As announced, here comes a short introduction to Spectral Python:
What is Spectral Python?
Spectral Python or SPy is a Python module for hyperspectral image processing. It works with Python 2.6/3.3 or higher versions (Python 3.6.2 is available since yesterday! 😉).
You can read, write, visualize and classify data with SPy. It is in a quite early development stage (version 0.19), but it is worth to give it a try!
I recommend to work with Python in a Linux environment – so all following instructions were carried out on Ubuntu Linux bash.
You need to have Python installed, moreover the package manager pip or pip3.
First let’s install the dependencies with pip. We need to have the packages numpy, pillow, matplotlib and ipython installed:
sudo pip install numpy pillow matplotlib ipython
After that, we install Spectral Python:
sudo pip install spectral
If it is successfully installed, you should get the following message:
Collecting spectral Downloading spectral-0.19.tar.gz (141kB) 100% |████████████████████████████████| 143kB 1.9MB/s Requirement already satisfied: numpy in /usr/lib/python2.7/dist-packages (from spectral) Installing collected packages: spectral Running setup.py install for spectral ... done Successfully installed spectral-0.19
Now it is time to code! Some basic Python knowledge is very helpful therefore.

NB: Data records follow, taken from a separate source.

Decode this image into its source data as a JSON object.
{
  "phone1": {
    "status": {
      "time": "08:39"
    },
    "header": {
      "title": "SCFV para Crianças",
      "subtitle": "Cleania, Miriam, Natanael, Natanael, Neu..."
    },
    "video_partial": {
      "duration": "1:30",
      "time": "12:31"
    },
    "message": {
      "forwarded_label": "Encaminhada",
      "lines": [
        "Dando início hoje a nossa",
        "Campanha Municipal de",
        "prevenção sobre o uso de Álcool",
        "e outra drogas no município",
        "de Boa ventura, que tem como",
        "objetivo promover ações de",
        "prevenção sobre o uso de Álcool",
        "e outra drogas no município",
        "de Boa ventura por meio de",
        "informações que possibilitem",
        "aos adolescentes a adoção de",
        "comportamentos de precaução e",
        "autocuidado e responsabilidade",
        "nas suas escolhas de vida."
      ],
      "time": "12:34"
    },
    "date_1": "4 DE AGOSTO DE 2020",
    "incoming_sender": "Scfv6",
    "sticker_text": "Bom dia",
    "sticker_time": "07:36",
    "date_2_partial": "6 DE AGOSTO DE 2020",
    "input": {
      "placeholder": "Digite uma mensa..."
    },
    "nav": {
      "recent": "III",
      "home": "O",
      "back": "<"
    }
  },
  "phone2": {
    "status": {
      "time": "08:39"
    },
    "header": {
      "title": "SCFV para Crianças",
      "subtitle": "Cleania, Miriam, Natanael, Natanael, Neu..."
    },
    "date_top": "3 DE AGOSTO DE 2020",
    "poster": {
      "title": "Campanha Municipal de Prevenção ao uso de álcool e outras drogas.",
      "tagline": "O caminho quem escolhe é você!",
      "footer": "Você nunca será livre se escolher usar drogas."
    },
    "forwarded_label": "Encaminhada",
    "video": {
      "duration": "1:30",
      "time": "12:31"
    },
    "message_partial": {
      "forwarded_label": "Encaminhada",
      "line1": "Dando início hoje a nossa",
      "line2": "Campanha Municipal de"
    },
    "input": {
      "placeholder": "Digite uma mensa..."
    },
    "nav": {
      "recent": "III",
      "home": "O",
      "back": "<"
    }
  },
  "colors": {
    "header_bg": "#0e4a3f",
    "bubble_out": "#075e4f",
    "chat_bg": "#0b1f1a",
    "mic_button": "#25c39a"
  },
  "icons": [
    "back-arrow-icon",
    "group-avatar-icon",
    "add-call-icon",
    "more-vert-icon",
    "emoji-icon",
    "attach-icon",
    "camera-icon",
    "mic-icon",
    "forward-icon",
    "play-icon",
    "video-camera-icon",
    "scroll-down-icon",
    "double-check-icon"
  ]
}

If you have never worked with Python before, I recommend a basic course. There are a lot of sources out there, that help you with the process of learning a programming language. Personally I started with Codecademy some years ago. The learning curve is steep and it is quite entertaining, because of the “gamification” of the courses.
When I started to write this blog-post I stopped at the official Spectral Python web-portal. Looking at the official documentation I realized that it was tailored more or less like an easily understandable tutorial – in a higher quality than I could provide to you here in a quickly written post.
-> User Guide <-
However, SPy does not yet read GeoTiff files. So you will have to use ENVI, AVIRIS or ERDAS/LAN files.
You can simply convert your tiff files with gdal_translate like that:
gdal_translate -of LAN input.tif output.lan
Finally a short example of a NDVI calculation from a small HySpex imagery subset:
Whatever your requirements on image manipulations/analysis are – you can extend your Python code with manifold capabilities of packages like NumPy etc.